Thursday, January 7, 2010

To clean or not to clean?

When I first started freelancing nineteen years ago, one of my freelancing friends told me that I would be more successful as a writer if I viewed everything in terms of billable hours, as lawyers do, and avoid tasks that weren’t “billable.” She gave as an example cleaning one’s office. Cleaning brings in no revenue, can’t lead to future revenue (as writing queries or going to a conference might), and can expand to fill the time available.

As someone who had routinely straightened her office at the end of the day, I thought this was great advice . . . for the first few years. Not cleaning up saved me extra eight hours to ten hours a month, which I could spend making more money or taking off a Saturday.

It is a good idea in moderation. Most writers will take any excuse they can to avoid writing. Straightening up feels like work and eats up a satisfying amount of time, creating a false sense of accomplishment. (In that sense, it’s like writing a blog post.) The result: lots of hours in the office, but not much writing done.

But my office provides many examples of the problems that arise from focusing too much on billable tasks.
  • Every raised surface and most of the floor are covered with papers.
  • The stacks of related papers have gotten so tall that some have fallen on each other and merged.
  • There are so many stacks of paper that I don’t remember what paper is where.
  • To get to the built-in drawers and cabinets in my office requires moving boxes of supplies, promo items, or papers, which encourages leaving even more things on the floor instead.
  • I waste probably an hour a week looking for lost items.
  • My account book for 2009 is blank, and an unsorted pile of receipts several inches tall awaits entering.
Please do as I say and not as I do. Don’t wait to clean your office until the task seems as resistant to solution as the Sphinx’s riddle. Take enough time to file, straighten up, and throw away that you can find what you need when you need it.

A good start may be routinely straightening your office at the end of the day.

✥✥✥✥✥

Your visit was appreciated. Please stop by again on January 23, when I'll be blogging about how much and what writers should read.

—Shauna Roberts

7 comments:

Captain Black said...

There's an old saying: "A stitch in time saves nine". That saying did not come out of a vacuum. People (managers?) who only consider "billable" time worthwhile, are short-sighted and narrow-minded.

So get tidying everyone.

Genella deGrey said...
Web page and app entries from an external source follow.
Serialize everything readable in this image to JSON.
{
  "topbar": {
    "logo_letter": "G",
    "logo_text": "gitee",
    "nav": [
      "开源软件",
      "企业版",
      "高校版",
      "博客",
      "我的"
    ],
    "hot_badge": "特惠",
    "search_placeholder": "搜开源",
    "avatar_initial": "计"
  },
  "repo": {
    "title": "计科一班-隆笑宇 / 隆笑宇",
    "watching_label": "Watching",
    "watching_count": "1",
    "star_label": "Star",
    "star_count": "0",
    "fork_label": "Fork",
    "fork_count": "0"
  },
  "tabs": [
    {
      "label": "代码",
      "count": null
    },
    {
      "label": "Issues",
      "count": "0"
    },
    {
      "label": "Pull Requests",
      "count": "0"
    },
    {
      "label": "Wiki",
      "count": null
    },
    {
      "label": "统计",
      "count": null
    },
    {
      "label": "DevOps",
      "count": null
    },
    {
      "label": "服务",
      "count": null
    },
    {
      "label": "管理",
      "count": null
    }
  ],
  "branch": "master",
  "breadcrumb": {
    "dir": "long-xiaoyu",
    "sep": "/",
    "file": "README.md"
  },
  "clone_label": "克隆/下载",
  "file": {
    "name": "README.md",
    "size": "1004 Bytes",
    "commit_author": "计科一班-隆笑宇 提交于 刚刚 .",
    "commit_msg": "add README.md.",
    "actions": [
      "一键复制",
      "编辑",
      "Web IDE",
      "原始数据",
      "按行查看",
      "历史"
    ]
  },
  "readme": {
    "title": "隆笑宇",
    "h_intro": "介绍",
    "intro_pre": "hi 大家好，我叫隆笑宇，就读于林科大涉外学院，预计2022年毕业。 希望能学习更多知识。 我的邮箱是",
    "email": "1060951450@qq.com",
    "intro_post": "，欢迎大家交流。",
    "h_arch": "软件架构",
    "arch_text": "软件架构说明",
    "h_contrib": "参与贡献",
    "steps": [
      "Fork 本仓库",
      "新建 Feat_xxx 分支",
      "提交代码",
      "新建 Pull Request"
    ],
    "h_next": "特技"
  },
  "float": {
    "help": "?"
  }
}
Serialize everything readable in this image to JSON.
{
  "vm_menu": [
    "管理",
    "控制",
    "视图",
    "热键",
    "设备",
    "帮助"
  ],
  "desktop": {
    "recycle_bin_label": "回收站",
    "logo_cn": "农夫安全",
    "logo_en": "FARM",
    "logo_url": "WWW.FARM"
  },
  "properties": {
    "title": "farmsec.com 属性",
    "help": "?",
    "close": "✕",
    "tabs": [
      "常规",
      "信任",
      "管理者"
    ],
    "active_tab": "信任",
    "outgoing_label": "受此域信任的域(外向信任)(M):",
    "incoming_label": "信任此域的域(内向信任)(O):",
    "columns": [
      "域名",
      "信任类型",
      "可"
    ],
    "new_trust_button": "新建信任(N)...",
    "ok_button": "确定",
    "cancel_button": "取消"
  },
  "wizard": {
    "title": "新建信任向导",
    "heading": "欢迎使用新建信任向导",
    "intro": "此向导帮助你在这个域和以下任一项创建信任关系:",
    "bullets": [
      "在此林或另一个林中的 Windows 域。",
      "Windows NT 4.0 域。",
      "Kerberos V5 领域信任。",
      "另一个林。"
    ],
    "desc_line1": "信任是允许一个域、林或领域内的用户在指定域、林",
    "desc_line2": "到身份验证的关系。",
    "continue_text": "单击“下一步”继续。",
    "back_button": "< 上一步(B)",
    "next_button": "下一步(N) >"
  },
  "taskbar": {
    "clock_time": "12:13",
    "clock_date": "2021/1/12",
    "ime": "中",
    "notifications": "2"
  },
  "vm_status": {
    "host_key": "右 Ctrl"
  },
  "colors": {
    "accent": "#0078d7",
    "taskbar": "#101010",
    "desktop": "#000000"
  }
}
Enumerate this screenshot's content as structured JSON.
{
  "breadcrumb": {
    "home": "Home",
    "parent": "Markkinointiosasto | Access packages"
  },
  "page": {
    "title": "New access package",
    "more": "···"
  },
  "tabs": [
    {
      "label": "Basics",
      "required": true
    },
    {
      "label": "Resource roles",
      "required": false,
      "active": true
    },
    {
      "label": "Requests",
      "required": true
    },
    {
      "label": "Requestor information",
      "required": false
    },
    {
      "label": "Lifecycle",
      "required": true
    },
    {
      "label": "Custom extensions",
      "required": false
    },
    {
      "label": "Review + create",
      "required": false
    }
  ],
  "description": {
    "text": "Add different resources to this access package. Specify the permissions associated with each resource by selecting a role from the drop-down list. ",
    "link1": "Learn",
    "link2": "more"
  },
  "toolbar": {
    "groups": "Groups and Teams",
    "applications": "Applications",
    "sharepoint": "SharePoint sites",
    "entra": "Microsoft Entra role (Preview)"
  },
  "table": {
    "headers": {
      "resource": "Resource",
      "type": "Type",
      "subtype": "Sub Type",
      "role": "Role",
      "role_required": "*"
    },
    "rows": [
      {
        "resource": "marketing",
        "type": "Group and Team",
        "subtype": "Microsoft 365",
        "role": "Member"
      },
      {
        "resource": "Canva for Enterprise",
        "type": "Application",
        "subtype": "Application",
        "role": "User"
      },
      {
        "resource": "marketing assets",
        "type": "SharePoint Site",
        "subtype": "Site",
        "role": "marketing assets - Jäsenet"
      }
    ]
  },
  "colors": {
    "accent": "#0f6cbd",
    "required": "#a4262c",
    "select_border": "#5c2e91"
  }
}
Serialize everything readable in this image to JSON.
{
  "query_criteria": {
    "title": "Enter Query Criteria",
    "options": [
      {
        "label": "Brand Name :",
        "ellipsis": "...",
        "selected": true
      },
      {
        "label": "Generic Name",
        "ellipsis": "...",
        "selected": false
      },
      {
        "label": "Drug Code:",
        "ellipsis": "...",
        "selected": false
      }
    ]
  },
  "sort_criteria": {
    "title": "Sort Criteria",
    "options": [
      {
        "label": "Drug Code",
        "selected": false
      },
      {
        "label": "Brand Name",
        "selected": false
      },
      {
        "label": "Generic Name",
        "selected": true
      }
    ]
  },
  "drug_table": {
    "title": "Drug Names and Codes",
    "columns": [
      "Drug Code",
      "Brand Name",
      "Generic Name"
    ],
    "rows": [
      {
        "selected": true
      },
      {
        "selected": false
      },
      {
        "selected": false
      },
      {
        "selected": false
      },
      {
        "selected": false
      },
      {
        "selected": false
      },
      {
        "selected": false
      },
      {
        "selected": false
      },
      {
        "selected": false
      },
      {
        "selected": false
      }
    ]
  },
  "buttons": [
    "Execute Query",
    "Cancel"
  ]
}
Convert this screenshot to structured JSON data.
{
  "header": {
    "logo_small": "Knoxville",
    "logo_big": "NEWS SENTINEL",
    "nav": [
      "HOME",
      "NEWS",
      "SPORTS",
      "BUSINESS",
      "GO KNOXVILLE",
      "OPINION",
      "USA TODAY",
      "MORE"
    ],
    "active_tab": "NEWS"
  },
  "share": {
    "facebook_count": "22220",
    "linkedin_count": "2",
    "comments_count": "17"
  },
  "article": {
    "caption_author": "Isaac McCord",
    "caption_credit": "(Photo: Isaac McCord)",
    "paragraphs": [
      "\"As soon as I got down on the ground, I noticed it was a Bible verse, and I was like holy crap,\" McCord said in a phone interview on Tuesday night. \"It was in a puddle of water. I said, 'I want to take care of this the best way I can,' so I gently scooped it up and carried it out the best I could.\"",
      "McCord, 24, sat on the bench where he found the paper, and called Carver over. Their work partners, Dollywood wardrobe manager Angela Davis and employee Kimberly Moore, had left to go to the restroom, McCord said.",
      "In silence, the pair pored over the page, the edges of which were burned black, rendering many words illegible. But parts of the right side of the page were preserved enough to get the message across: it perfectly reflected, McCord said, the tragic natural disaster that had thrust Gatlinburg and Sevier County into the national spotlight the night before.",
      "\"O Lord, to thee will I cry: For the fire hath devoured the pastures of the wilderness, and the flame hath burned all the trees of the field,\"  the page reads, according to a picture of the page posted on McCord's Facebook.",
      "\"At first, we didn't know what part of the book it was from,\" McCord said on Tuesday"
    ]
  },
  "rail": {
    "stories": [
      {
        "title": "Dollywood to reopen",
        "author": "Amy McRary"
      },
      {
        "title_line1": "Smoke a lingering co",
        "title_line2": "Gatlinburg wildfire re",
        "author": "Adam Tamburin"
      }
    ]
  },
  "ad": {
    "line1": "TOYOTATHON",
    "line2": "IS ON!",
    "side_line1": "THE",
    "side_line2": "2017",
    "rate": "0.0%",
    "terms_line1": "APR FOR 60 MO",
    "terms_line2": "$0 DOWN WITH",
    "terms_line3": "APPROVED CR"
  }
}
A circumference of at least four feet around me needs to me perfectly organized if not clean when I write.

Does that count?
:D
G.

Jewel Amethyst said...

I have a hard time imagining how anyone can write in clutter. It feels constricting and I have to clean. But then, I do not have an office (at least one that I write in). My laptop on the bed is still my main venue, and I keep most of my research papers in pdf files on the computer (less clutter.)

Shauna Roberts said...

CAPTAIN BLACK, yes, sir, captain, sir! As soon as I finish this story . . .

GENELLA, I would count that as tidy, at least compared with the current state of my office.

JEWEL, some clutter doesn't bother me. In fact, I find it a big help to have my research materials around me where I can easily refer to them instead of filed away, out of easy access. But excess clutter like what I have now makes it hard to focus.

Liane Spicer said...

When the time you save by not tidying up every day is offset by the time you spend looking for things, something's gotta give. When my spaces get too chaotic I lose my always-tenuous sense of control. When I feel this way I'm less productive at everything.

My mother's rule in the kitchen is: Clean as you go. I try to apply that to the office and my writing space as well.

Stefanie Worth said...

I hate cleaning, but my office is practically the neatest space in my house. I simply subscribe to the practice of touching a piece of paper once.

For example, got a receipt? Shove it in the EXPENSES folder. The latest writing magazine? Put it in the appointed holder. Paperwork related to my son's college life? That goes in the huge portable file on the lower shelf.

So, there's really no need to "pick up" at the end of the day for me. Mind you, I'm an incredible pack rat. It's not perfect, but over the years I've created a system that accomodates my flaws.

Shauna Roberts said...

LIANE and STEFANIE, thanks for your helpful comments. I realized after reading them that part of my problem with my office is that I never set up a system for storage or filing after moving here. Many things I can't put away just because there's no designated place for them. Tonight I will talk to my husband about whether I can use his file cabinets that are currently sitting empty in the garage. Thanks.